■ Exercise aim ■
Omit images. Retype all entries verbatim.

(Data provided Opens)

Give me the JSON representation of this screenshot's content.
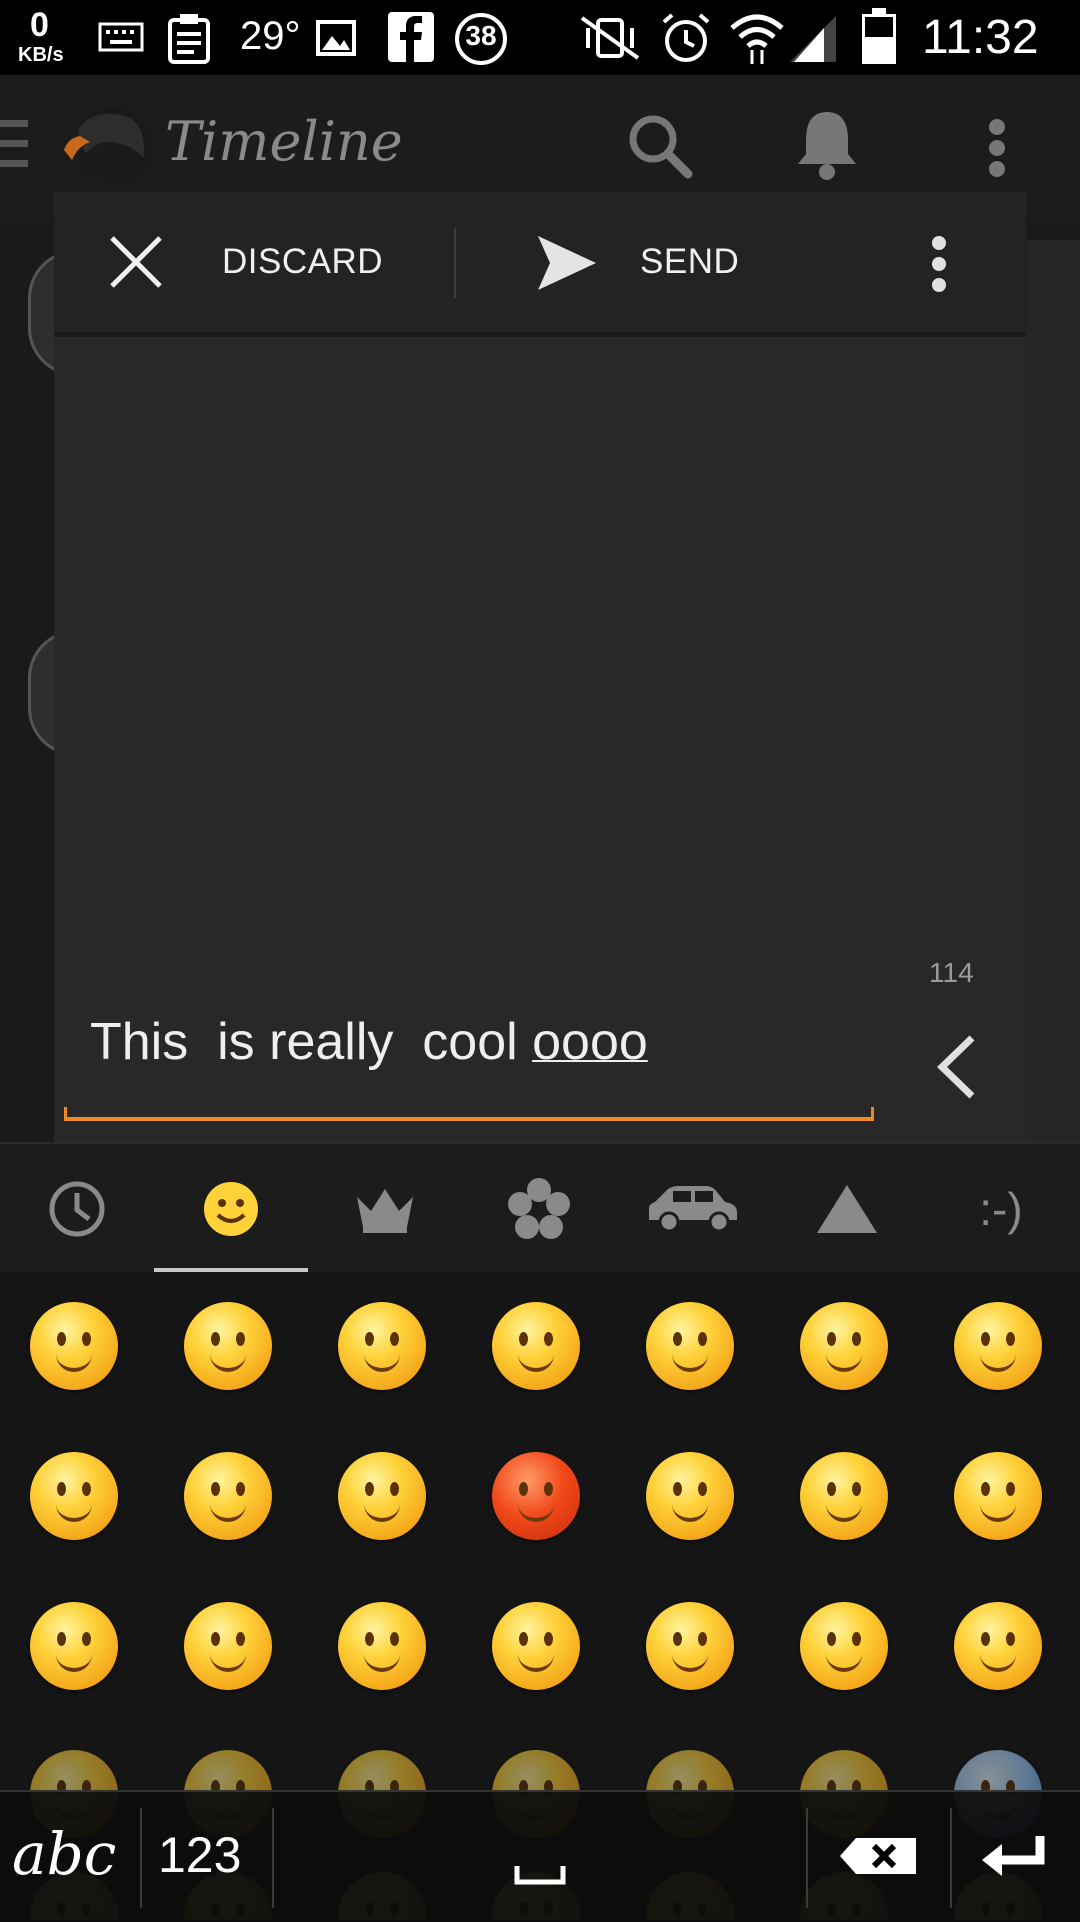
{
  "status_bar": {
    "net_speed": "0",
    "net_unit": "KB/s",
    "temperature": "29°",
    "notification_count": "38",
    "time": "11:32"
  },
  "app_bar": {
    "title": "Timeline"
  },
  "compose_dialog": {
    "discard_label": "DISCARD",
    "send_label": "SEND",
    "char_counter": "114",
    "text_plain": "This  is really  cool ",
    "text_composing": "oooo",
    "accent_color": "#f08a24"
  },
  "emoji_keyboard": {
    "tabs": [
      "recent-icon",
      "smiley-icon",
      "crown-icon",
      "flower-icon",
      "car-icon",
      "triangle-icon"
    ],
    "emoticon_tab_label": ":-)",
    "selected_tab": 1
  },
  "keyboard_bar": {
    "abc_label": "abc",
    "num_label": "123"
  }
}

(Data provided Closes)

■ Solution ■
Give me the JSON representation of this screenshot's content.
{
  "status_bar": {
    "net_speed": "0",
    "net_unit": "KB/s",
    "temperature": "29°",
    "notification_count": "38",
    "time": "11:32"
  },
  "app_bar": {
    "title": "Timeline"
  },
  "compose_dialog": {
    "discard_label": "DISCARD",
    "send_label": "SEND",
    "char_counter": "114",
    "text_plain": "This  is really  cool ",
    "text_composing": "oooo",
    "accent_color": "#f08a24"
  },
  "emoji_keyboard": {
    "tabs": [
      "recent-icon",
      "smiley-icon",
      "crown-icon",
      "flower-icon",
      "car-icon",
      "triangle-icon"
    ],
    "emoticon_tab_label": ":-)",
    "selected_tab": 1
  },
  "keyboard_bar": {
    "abc_label": "abc",
    "num_label": "123"
  }
}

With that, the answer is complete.